▶ [Work required]
Take the entries that follow and write each one out exactly.
START Supplied entries
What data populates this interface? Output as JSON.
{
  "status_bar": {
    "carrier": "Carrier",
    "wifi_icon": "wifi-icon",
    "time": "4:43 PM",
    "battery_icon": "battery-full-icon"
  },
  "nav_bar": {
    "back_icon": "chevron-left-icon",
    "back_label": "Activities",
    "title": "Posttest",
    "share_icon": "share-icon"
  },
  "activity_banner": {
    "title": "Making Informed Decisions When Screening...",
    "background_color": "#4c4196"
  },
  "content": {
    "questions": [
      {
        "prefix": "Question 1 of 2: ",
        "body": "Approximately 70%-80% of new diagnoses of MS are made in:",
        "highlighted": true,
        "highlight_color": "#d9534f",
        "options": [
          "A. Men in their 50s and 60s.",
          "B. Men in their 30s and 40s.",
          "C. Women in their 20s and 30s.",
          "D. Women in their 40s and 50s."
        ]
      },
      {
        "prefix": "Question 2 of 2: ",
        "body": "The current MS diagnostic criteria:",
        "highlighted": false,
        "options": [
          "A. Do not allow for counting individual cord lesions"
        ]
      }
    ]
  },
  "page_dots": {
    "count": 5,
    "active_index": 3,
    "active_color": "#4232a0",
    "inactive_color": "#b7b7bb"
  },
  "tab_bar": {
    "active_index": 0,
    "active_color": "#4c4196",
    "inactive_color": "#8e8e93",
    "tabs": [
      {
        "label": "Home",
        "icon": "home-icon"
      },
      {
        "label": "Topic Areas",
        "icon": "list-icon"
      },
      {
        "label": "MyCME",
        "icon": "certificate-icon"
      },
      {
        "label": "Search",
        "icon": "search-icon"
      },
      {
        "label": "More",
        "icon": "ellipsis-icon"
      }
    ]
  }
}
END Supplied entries
▶ [Problem solution]
What data populates this interface? Output as JSON.
{
  "status_bar": {
    "carrier": "Carrier",
    "wifi_icon": "wifi-icon",
    "time": "4:43 PM",
    "battery_icon": "battery-full-icon"
  },
  "nav_bar": {
    "back_icon": "chevron-left-icon",
    "back_label": "Activities",
    "title": "Posttest",
    "share_icon": "share-icon"
  },
  "activity_banner": {
    "title": "Making Informed Decisions When Screening...",
    "background_color": "#4c4196"
  },
  "content": {
    "questions": [
      {
        "prefix": "Question 1 of 2: ",
        "body": "Approximately 70%-80% of new diagnoses of MS are made in:",
        "highlighted": true,
        "highlight_color": "#d9534f",
        "options": [
          "A. Men in their 50s and 60s.",
          "B. Men in their 30s and 40s.",
          "C. Women in their 20s and 30s.",
          "D. Women in their 40s and 50s."
        ]
      },
      {
        "prefix": "Question 2 of 2: ",
        "body": "The current MS diagnostic criteria:",
        "highlighted": false,
        "options": [
          "A. Do not allow for counting individual cord lesions"
        ]
      }
    ]
  },
  "page_dots": {
    "count": 5,
    "active_index": 3,
    "active_color": "#4232a0",
    "inactive_color": "#b7b7bb"
  },
  "tab_bar": {
    "active_index": 0,
    "active_color": "#4c4196",
    "inactive_color": "#8e8e93",
    "tabs": [
      {
        "label": "Home",
        "icon": "home-icon"
      },
      {
        "label": "Topic Areas",
        "icon": "list-icon"
      },
      {
        "label": "MyCME",
        "icon": "certificate-icon"
      },
      {
        "label": "Search",
        "icon": "search-icon"
      },
      {
        "label": "More",
        "icon": "ellipsis-icon"
      }
    ]
  }
}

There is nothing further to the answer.